>>>>

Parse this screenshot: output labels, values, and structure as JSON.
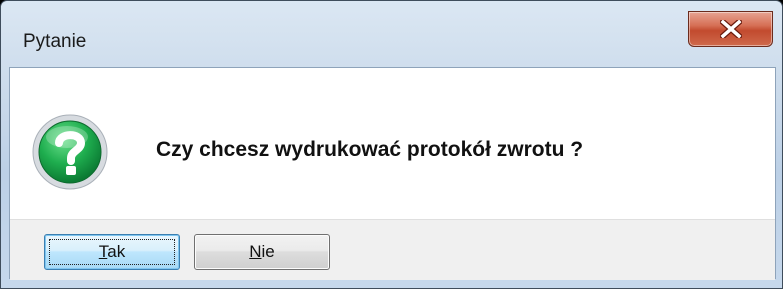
{
  "window": {
    "title": "Pytanie",
    "close_icon": "close-x-icon"
  },
  "dialog": {
    "icon": "question-icon",
    "icon_color": "#17a34a",
    "message": "Czy chcesz wydrukować protokół zwrotu ?"
  },
  "buttons": {
    "yes": {
      "mnemonic": "T",
      "rest": "ak"
    },
    "no": {
      "mnemonic": "N",
      "rest": "ie"
    }
  },
  "colors": {
    "close_button": "#c94b2f",
    "default_button_border": "#3c7fb1"
  }
}
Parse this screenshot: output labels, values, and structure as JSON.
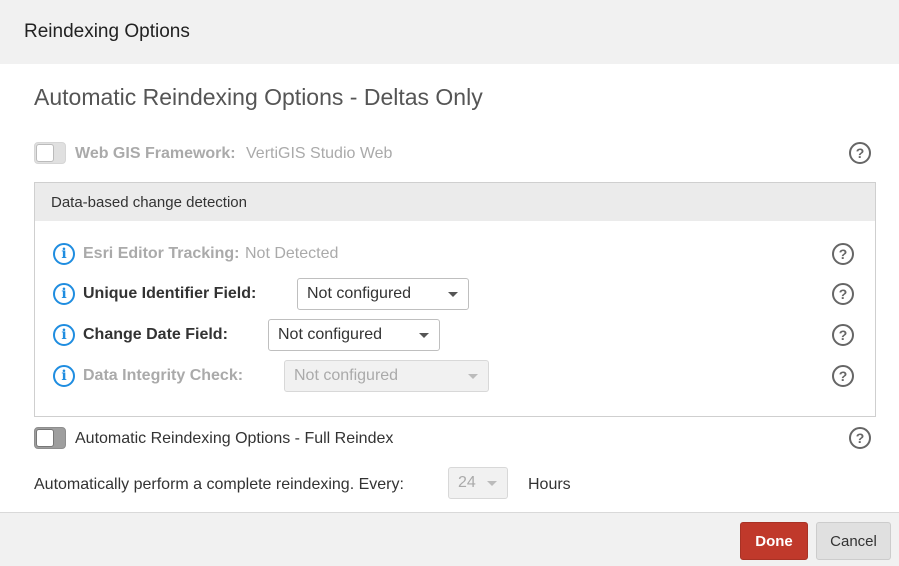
{
  "dialog": {
    "title": "Reindexing Options"
  },
  "deltas": {
    "title": "Automatic Reindexing Options - Deltas Only",
    "web_gis": {
      "label": "Web GIS Framework:",
      "value": "VertiGIS Studio Web",
      "enabled": false
    }
  },
  "panel": {
    "title": "Data-based change detection",
    "rows": [
      {
        "label": "Esri Editor Tracking:",
        "value": "Not Detected",
        "disabled": true
      },
      {
        "label": "Unique Identifier Field:",
        "selected": "Not configured",
        "disabled": false
      },
      {
        "label": "Change Date Field:",
        "selected": "Not configured",
        "disabled": false
      },
      {
        "label": "Data Integrity Check:",
        "selected": "Not configured",
        "disabled": true
      }
    ]
  },
  "full": {
    "title": "Automatic Reindexing Options - Full Reindex",
    "enabled": false,
    "every_label": "Automatically perform a complete reindexing. Every:",
    "every_value": "24",
    "unit": "Hours"
  },
  "icons": {
    "help": "?",
    "info": "i"
  },
  "footer": {
    "done": "Done",
    "cancel": "Cancel"
  },
  "colors": {
    "primary": "#c0392b",
    "info": "#1f8de0"
  }
}
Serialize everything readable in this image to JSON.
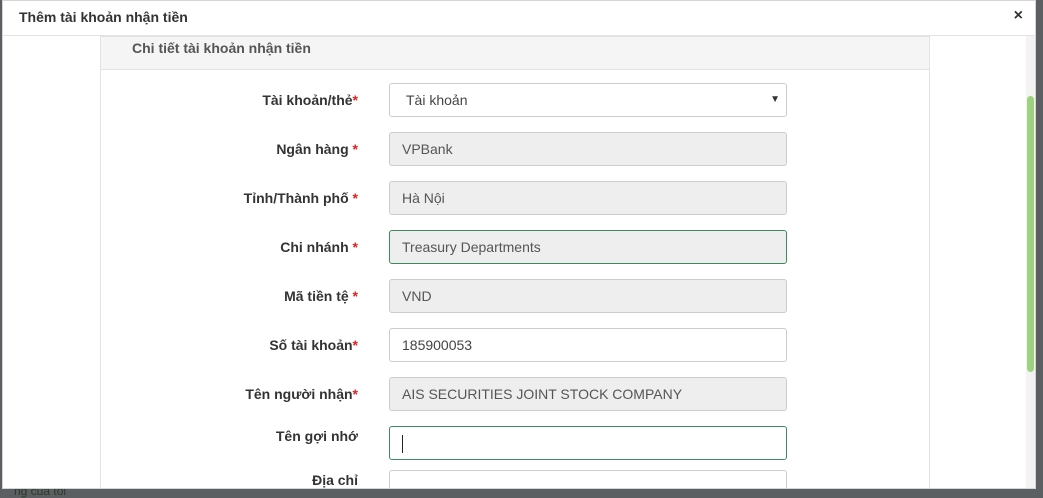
{
  "background": {
    "peek_text": "ng của tôi"
  },
  "modal": {
    "title": "Thêm tài khoản nhận tiền",
    "close_label": "×"
  },
  "panel": {
    "title": "Chi tiết tài khoản nhận tiền"
  },
  "fields": {
    "account_type": {
      "label": "Tài khoản/thẻ",
      "required": "*",
      "value": "Tài khoản"
    },
    "bank": {
      "label": "Ngân hàng ",
      "required": "*",
      "value": "VPBank"
    },
    "province": {
      "label": "Tỉnh/Thành phố ",
      "required": "*",
      "value": "Hà Nội"
    },
    "branch": {
      "label": "Chi nhánh ",
      "required": "*",
      "value": "Treasury Departments"
    },
    "currency": {
      "label": "Mã tiền tệ ",
      "required": "*",
      "value": "VND"
    },
    "account_number": {
      "label": "Số tài khoản",
      "required": "*",
      "value": "185900053"
    },
    "recipient_name": {
      "label": "Tên người nhận",
      "required": "*",
      "value": "AIS SECURITIES JOINT STOCK COMPANY"
    },
    "nickname": {
      "label": "Tên gợi nhớ",
      "value": ""
    },
    "address": {
      "label": "Địa chỉ",
      "value": ""
    }
  },
  "colors": {
    "focus_border": "#3c8a5e",
    "required": "#e02020",
    "scroll_thumb": "#9dd37e"
  }
}
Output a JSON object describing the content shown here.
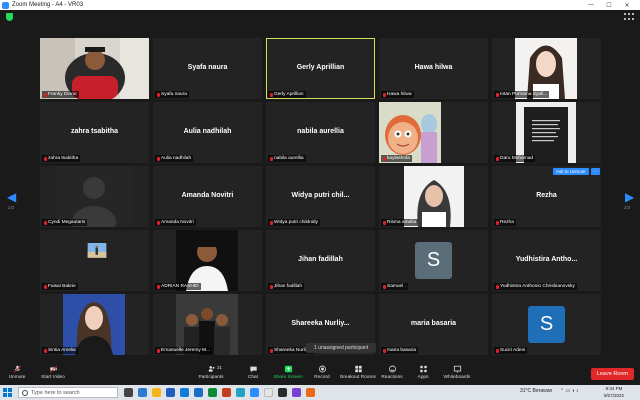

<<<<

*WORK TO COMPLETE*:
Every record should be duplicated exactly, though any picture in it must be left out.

*OUTPUT FOR THIS EXERCISE*:
Parse this screenshot: output labels, values, and structure as JSON.
{
  "window": {
    "title": "Pytanie",
    "close_icon": "close-x-icon"
  },
  "dialog": {
    "icon": "question-icon",
    "icon_color": "#17a34a",
    "message": "Czy chcesz wydrukować protokół zwrotu ?"
  },
  "buttons": {
    "yes": {
      "mnemonic": "T",
      "rest": "ak"
    },
    "no": {
      "mnemonic": "N",
      "rest": "ie"
    }
  },
  "colors": {
    "close_button": "#c94b2f",
    "default_button_border": "#3c7fb1"
  }
}
Parse this screenshot: output labels, values, and structure as JSON.
{
  "dialog": {
    "title": "Reindexing Options"
  },
  "deltas": {
    "title": "Automatic Reindexing Options - Deltas Only",
    "web_gis": {
      "label": "Web GIS Framework:",
      "value": "VertiGIS Studio Web",
      "enabled": false
    }
  },
  "panel": {
    "title": "Data-based change detection",
    "rows": [
      {
        "label": "Esri Editor Tracking:",
        "value": "Not Detected",
        "disabled": true
      },
      {
        "label": "Unique Identifier Field:",
        "selected": "Not configured",
        "disabled": false
      },
      {
        "label": "Change Date Field:",
        "selected": "Not configured",
        "disabled": false
      },
      {
        "label": "Data Integrity Check:",
        "selected": "Not configured",
        "disabled": true
      }
    ]
  },
  "full": {
    "title": "Automatic Reindexing Options - Full Reindex",
    "enabled": false,
    "every_label": "Automatically perform a complete reindexing. Every:",
    "every_value": "24",
    "unit": "Hours"
  },
  "icons": {
    "help": "?",
    "info": "i"
  },
  "footer": {
    "done": "Done",
    "cancel": "Cancel"
  },
  "colors": {
    "primary": "#c0392b",
    "info": "#1f8de0"
  }
}
Serialize everything readable in this image to JSON.
{
  "background": {
    "peek_text": "ng của tôi"
  },
  "modal": {
    "title": "Thêm tài khoản nhận tiền",
    "close_label": "×"
  },
  "panel": {
    "title": "Chi tiết tài khoản nhận tiền"
  },
  "fields": {
    "account_type": {
      "label": "Tài khoản/thẻ",
      "required": "*",
      "value": "Tài khoản"
    },
    "bank": {
      "label": "Ngân hàng ",
      "required": "*",
      "value": "VPBank"
    },
    "province": {
      "label": "Tỉnh/Thành phố ",
      "required": "*",
      "value": "Hà Nội"
    },
    "branch": {
      "label": "Chi nhánh ",
      "required": "*",
      "value": "Treasury Departments"
    },
    "currency": {
      "label": "Mã tiền tệ ",
      "required": "*",
      "value": "VND"
    },
    "account_number": {
      "label": "Số tài khoản",
      "required": "*",
      "value": "185900053"
    },
    "recipient_name": {
      "label": "Tên người nhận",
      "required": "*",
      "value": "AIS SECURITIES JOINT STOCK COMPANY"
    },
    "nickname": {
      "label": "Tên gợi nhớ",
      "value": ""
    },
    "address": {
      "label": "Địa chỉ",
      "value": ""
    }
  },
  "colors": {
    "focus_border": "#3c8a5e",
    "required": "#e02020",
    "scroll_thumb": "#9dd37e"
  }
}
Output a JSON object describing the content shown here.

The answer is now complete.